Every woman adjusts to motherhood differently. The behavioral health services at Women & Infants Hospital prioritize emotional health just as much as physical health. The staff of board-certified psychiatrists, social workers, psychologists and clinical nurse specialists remind new mothers that they’re not alone in their struggle. Programs to treat conditions throughout pregnancy and after birth include the Day Hospital, inpatient and outpatient services, the Moms Matter clinic, substance abuse services and other resources. Women & Infants Hospital Center for Women’s Behavioral Health, 2 Dudley St., first floor, Providence, 453-7955; Moms Matter Clinic, 100 Dudley St., third floor, Providence,


Get Help Now

If you or someone you know is experiencing a mental health crisis or thoughts of suicide, call the 24/7 statewide BH Link hotline at 988. Or you can use the Crisis Text Line to connect with a crisis coordinator within twenty-five seconds on average. Text HELLO to 988 and communicate until you feel safe. BH Link’s behavioral health facility at 975 Waterman Ave. in East Providence is also open 24/7. bhlink.org

Hotline Help

Someone who cares is just a call away.

National Suicide & Crisis Hotline: Call 988

ANAD Eating Disorder Helpline: 1-888-375-7767

Crisis Text Line: Text HOME to 741741

Latino Mental Health Network: mhnri.wixsite.com/latinomhnetworkri

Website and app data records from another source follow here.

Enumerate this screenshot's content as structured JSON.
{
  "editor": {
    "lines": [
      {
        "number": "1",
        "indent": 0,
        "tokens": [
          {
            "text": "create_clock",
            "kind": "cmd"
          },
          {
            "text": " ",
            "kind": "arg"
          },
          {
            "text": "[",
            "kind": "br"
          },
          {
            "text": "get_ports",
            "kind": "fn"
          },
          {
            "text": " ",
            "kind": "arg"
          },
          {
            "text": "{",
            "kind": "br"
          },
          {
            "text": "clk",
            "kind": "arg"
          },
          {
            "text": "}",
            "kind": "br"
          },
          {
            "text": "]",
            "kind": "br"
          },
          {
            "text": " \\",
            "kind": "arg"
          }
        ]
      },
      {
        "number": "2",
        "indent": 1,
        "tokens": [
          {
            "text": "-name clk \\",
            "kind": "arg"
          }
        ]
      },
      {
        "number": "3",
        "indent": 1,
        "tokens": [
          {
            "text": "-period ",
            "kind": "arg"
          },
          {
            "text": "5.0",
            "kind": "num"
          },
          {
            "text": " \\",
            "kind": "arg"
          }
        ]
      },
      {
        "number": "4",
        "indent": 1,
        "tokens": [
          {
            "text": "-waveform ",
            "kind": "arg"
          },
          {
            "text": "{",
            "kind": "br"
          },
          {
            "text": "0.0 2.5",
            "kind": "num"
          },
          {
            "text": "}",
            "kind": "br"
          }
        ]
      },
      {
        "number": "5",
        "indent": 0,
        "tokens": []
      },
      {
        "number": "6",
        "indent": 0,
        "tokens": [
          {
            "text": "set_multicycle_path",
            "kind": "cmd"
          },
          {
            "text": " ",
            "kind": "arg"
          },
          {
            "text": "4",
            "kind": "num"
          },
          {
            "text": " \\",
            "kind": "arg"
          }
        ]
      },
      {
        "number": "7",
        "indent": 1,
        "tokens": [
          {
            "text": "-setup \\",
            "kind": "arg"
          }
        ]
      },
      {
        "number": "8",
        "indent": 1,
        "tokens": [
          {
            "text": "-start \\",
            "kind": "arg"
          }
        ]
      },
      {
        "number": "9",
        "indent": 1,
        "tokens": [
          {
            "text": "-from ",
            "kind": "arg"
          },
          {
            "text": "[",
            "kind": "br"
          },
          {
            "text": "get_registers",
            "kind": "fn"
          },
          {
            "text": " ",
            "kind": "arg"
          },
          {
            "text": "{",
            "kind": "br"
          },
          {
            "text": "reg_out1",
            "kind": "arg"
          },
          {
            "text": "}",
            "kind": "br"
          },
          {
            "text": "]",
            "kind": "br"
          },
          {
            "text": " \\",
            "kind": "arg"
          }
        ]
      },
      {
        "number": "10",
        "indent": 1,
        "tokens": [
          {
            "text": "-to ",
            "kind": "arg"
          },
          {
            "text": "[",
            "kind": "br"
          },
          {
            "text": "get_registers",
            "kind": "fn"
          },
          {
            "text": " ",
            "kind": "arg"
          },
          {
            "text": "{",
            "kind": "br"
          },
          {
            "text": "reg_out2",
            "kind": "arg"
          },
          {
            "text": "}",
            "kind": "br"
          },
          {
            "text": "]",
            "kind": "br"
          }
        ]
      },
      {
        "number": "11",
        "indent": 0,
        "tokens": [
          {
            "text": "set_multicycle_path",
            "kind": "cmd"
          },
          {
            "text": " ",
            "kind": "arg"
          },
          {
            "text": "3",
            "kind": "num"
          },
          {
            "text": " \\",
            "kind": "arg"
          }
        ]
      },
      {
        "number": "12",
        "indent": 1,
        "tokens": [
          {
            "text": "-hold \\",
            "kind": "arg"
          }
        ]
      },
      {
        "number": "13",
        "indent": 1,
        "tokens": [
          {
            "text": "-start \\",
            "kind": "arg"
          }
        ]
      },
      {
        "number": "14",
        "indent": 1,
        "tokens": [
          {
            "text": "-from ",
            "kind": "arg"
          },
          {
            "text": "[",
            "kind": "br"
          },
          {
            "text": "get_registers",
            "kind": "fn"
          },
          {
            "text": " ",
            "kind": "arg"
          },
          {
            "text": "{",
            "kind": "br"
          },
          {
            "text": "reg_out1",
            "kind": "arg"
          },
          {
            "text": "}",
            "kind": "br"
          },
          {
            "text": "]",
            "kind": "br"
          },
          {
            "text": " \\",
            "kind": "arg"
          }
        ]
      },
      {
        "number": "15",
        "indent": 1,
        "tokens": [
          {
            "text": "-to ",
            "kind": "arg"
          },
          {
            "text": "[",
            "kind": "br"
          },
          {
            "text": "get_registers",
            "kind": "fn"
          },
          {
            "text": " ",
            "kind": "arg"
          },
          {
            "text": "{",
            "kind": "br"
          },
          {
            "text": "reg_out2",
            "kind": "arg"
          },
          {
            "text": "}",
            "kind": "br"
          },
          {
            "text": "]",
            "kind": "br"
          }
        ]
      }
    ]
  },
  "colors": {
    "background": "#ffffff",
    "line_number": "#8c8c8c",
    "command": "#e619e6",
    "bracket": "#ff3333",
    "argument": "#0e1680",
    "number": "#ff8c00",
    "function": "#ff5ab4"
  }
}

National Alliance on Mental Illness Helpline: 1-800-950-6264

National Eating Disorder Association Hotline: Text or call 1-800-931-2237. Online chatting available.

Substance Abuse and Mental Health Services Administration National Helpline: 1-800-662-HELP (4357)

Teen Hotline: Call 1-800-852-8336 or text TEEN to 839863

Trans Hotline: 1-877-565-8860

Trevor Project: Call 1-866-488-7386 or text START to 678-678

Veterans Crisis Line: Dial 988 and press 1 or text 838255